York Theatre Royal, June 25
York Light Opera Company have produced a show that’s a little different. Avenue Q has been around on Broadway since 2003 and has transferred all over the world.
Its creators have moved onto such projects as The Book of Mormon and the latest Disney juggernaut Frozen. I actually saw it on Broadway about five years. There it was amazing, but will this production impress me as much?
In essence this is a tale of a group of friends in New York, all living on the titular Avenue Q. But here is where the twist kicks in; all but three of the characters are puppets.
Yes, puppets, like Sesame Street (although legally nothing to do with Muppets or Sesame Street!).
This show is unique among puppet shows in that the puppeteers are on stage with the puppets.
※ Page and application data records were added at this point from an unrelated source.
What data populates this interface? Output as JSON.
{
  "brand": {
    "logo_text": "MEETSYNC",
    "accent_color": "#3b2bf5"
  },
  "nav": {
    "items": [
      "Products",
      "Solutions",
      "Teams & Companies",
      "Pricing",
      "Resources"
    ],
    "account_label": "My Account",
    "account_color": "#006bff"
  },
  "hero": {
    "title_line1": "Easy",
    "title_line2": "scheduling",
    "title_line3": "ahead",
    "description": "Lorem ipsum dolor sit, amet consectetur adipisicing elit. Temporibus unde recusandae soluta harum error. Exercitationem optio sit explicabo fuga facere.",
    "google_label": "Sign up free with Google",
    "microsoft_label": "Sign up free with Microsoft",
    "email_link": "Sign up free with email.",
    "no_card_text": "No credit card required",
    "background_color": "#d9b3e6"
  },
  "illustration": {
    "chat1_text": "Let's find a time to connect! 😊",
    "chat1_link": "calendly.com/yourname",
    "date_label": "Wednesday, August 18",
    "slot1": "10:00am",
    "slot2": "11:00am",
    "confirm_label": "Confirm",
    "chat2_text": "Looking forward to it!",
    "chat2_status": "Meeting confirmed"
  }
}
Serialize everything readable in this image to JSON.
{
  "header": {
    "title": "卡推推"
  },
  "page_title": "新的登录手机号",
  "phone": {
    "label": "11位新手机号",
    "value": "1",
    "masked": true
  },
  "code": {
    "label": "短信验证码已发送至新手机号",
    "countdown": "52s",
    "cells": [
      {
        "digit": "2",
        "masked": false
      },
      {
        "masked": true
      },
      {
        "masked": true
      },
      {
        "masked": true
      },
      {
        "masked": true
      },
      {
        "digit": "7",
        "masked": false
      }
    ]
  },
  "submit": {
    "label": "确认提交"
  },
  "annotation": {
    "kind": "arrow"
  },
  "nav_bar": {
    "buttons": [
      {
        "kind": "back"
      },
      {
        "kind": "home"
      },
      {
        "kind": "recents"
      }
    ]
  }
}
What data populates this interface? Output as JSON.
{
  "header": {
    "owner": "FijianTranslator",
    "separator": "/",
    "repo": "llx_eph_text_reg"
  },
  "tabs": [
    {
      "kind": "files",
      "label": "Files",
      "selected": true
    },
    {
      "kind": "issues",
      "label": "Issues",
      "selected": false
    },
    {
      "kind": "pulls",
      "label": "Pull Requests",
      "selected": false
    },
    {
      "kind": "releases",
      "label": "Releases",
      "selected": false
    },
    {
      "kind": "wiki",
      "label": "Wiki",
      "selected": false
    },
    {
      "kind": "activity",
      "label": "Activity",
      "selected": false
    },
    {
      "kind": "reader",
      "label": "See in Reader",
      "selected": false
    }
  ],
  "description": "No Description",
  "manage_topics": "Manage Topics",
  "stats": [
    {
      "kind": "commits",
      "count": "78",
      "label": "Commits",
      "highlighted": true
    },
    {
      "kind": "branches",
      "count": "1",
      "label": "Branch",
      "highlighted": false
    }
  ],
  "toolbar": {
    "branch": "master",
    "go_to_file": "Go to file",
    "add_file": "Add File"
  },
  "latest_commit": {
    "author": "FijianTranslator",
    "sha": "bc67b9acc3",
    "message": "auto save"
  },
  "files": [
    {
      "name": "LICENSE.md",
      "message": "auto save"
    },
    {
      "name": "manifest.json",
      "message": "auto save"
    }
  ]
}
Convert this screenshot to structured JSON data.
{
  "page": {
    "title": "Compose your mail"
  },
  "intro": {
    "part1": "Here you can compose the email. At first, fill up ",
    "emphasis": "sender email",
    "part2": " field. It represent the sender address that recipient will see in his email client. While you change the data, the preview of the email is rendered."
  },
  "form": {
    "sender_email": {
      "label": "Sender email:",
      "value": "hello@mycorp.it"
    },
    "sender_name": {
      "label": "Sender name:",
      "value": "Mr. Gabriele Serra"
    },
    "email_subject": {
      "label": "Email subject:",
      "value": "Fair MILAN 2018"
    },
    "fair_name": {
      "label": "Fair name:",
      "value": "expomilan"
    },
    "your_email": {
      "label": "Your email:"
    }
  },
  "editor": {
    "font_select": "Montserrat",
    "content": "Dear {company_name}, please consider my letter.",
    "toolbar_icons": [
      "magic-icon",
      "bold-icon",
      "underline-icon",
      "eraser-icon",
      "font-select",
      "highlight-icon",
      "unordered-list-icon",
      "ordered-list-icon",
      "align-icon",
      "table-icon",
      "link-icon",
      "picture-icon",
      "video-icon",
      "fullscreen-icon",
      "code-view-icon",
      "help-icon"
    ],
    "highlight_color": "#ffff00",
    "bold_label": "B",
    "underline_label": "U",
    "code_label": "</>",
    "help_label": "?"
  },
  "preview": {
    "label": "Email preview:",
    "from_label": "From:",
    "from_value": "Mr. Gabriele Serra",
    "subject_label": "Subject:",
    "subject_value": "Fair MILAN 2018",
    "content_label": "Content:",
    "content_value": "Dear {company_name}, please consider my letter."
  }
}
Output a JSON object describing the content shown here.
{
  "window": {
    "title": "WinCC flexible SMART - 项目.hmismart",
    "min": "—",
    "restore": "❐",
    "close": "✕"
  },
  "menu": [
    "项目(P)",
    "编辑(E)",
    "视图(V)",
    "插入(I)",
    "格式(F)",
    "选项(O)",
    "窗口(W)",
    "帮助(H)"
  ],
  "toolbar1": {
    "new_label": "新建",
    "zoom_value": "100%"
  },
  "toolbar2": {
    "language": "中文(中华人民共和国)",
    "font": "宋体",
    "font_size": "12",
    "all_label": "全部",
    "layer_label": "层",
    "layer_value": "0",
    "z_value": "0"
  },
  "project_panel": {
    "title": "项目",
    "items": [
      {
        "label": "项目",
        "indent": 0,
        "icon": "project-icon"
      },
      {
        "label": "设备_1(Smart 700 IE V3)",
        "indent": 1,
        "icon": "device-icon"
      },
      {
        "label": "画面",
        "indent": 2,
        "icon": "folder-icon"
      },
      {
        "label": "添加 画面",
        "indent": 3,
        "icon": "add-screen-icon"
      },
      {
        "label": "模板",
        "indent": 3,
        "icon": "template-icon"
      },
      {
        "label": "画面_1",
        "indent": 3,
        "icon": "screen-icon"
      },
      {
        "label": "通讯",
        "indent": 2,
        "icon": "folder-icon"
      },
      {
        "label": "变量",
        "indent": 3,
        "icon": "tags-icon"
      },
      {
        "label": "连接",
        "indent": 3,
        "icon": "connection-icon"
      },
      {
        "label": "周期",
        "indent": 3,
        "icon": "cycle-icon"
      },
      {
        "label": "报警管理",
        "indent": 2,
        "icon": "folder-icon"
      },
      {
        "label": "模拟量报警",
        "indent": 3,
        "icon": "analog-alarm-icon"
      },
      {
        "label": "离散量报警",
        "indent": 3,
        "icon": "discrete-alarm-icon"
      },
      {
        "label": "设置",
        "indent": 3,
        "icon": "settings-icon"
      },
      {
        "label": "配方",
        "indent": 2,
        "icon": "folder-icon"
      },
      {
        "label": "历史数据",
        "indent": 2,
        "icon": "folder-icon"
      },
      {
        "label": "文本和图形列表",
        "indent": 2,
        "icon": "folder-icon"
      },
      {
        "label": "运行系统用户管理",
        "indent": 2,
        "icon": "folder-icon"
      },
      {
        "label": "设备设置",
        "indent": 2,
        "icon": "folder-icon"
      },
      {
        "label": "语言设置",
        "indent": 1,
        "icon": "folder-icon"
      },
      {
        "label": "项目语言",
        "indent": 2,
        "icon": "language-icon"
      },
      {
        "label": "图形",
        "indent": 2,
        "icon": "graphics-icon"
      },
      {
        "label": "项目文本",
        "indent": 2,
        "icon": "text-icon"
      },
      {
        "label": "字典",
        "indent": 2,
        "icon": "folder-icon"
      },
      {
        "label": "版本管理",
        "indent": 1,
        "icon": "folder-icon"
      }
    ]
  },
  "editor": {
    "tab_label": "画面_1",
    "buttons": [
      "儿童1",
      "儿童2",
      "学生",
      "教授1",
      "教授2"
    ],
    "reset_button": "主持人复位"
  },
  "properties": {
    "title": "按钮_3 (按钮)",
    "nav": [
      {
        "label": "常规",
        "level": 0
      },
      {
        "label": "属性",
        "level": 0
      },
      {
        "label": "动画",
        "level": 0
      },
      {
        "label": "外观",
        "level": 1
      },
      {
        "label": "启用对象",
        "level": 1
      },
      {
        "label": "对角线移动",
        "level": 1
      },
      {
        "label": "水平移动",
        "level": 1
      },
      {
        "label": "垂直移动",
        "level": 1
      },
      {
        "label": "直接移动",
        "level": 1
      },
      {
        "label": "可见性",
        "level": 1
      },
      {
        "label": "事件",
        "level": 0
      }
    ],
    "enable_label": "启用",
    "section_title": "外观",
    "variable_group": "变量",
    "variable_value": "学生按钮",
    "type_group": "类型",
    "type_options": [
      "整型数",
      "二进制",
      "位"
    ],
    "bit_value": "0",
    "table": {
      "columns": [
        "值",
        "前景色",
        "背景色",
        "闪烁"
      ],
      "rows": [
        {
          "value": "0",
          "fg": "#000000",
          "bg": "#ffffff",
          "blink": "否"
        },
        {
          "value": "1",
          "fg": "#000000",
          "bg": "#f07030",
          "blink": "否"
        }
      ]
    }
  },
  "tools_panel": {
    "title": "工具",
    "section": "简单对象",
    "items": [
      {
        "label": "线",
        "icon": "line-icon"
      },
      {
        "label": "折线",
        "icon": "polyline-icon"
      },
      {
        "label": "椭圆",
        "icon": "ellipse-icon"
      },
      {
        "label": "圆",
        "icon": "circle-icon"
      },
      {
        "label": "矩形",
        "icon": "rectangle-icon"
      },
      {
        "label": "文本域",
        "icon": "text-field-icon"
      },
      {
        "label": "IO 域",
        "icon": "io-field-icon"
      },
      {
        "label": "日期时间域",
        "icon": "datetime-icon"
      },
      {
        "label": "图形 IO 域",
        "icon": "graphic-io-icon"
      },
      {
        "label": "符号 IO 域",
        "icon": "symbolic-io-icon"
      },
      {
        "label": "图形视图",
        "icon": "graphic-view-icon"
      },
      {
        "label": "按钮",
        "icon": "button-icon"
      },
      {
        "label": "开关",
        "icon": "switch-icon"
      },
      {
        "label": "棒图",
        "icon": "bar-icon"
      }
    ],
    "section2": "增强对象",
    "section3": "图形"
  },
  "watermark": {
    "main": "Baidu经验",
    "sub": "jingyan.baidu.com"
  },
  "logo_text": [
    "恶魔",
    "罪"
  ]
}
The only concession to them hiding is that they wear all black.
This may sound distracting but I found that it added to the show, it doesn’t take long before you don’t really notice the actors.
Our nominal hero is Princeton, a recent graduate who very quickly discovers that his BA in English is pretty worthless (don’t I know it?!), who meets and falls for Kate Monster, a sweet natured teaching assistant who happens to be a monster (a cute and cuddly one).
Avenue Q is populated by such characters as Rod and Nicky – a closeted gay banker and his layabout roommate – comedian Brian and his other half, Japanese therapist Christmas Eve.
Not to mention Trekkie Monster, who gets the catchiest of all the songs in the show. You will know it when you hear it…
I haven’t even told you about Gary Coleman yet: yes, that Gary Coleman, former child star of Different Strokes. He is the superintendent of their buildings, having hit on hard times.
Here Coleman is played by Lauren Charlton-Mathews, ably continuing the tradition of having the character played by a woman.
The cast in general dealt with the complicated issue of acting and puppetry very well. The standout for me was Alexa Chaplin as Kate Monster, who gave Kate the required personality while also adding subtle human touches acting alongside her.
I was also particularly impressed by Richard McDonald playing Nicky, a puppet who could have very easily just been Ernie, but excellent voice and puppet work kept that from happening.
The only major flaw of this production came from the crew. Unfortunately, several lighting cues were missed and there were a couple of microphone issues. I am nit-picking here, but the actors deserved better.
In short, Avenue Q is not a show to take the kids to, but I did see several older members of the audience chuckling away at songs such as The Internet Is For Porn and Everyone’s A Little Bit Racist.
A consistently funny, well-acted and surprisingly sweet show, which probably won’t show up York again anytime soon.
Definitely see it while you have the chance!